CHICAGO – Hundreds of teachers, parents and other opponents marched through downtown Wednesday to protest a plan to close 54 Chicago Public Schools as Mayor Rahm Emanuel said he's done negotiating and is moving on to the "implementation" phase.
Emanuel and schools chief Barbara Byrd-Bennett say the nation's third-largest district must close dozens of schools because CPS faces a $1 billion budget shortfall and has too many schools that are half-empty and failing academically.
Chicago Teachers Union President Karen Lewis and civil rights leader the Rev. Jesse Jackson rallied with protesters who carried signs and chanted, "Whose schools? Our schools."
Lewis called the closings "injustices" and said closing the schools isn't a done deal. Lawsuits are planned, she said.
"There are many ways that you can show that this is not over," she told the protesters, whose march filled the street and stretched a full city block. "On the first day of school you show up at your real school. Don't let these people take your school."
Retired teacher Gloria Warner, 62, has two grandchildren who attend Chicago Public Schools.
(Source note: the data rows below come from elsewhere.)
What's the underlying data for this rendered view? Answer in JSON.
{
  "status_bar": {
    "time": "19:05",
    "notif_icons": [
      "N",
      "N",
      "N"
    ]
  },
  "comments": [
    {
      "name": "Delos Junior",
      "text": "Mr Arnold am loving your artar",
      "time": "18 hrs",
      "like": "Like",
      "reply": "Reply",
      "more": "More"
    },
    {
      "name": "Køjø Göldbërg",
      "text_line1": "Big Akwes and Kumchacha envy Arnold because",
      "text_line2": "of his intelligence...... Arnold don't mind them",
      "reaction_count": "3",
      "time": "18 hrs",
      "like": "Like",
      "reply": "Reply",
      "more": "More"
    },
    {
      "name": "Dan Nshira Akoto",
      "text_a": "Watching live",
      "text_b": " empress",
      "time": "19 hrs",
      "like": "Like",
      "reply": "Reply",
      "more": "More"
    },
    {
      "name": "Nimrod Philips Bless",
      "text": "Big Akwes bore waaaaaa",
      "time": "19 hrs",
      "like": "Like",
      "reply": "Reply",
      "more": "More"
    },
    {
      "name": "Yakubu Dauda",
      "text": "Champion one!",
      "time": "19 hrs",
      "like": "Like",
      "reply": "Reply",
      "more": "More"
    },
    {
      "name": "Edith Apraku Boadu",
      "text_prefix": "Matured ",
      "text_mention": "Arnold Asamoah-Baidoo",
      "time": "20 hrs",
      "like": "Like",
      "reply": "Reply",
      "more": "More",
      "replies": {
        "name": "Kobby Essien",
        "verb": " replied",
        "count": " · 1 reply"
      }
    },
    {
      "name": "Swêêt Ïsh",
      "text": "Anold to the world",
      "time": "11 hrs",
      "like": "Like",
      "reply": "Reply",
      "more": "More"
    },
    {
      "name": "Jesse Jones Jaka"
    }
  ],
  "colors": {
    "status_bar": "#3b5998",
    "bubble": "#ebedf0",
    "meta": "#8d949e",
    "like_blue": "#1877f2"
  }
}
She sat in the street, arm-in-arm with other protesters.
"We need the mayor and CPS to invest in our schools, not take them away," she said. "We need our schools for the safety of our children."
CPS and the mayor say the closings will save the district $560 million over 10 years in capital costs and an additional $43 million per year in operating costs. About 30,000 students – almost all of them in Kindergarten to eighth grade – would be affected.
A group of Chicago ministers also went to City Hall on Wednesday to deliver a letter asking Emanuel to halt the plan.
At a press conference on an unrelated topic Wednesday, the mayor said he and Byrd-Bennett already are working out how to carry through on a pledge that every child who is moved ends up at a higher quality school. He said the closings already have been delayed too long.
"Keeping open a school that is falling short year-in and year-out means we haven't done what we are responsible for; not what our parents did for us and what we owe every child in the city of Chicago," Emanuel said.
Critics say the closings disproportionately affect minority neighborhoods and will uproot kids who need a stable and familiar environment in which to learn. They also worry that students will have to cross gang lines to get to a new school, and that the vacated buildings will be blight on already struggling communities.
They will get another chance to argue their case at a series of public meetings that will be scheduled in coming weeks, though the Chicago Board of Education – whose members are all appointed by Emanuel – is expected to approve the plan in late May.
The closings would take effect beginning with the start of the 2013-2014 school year.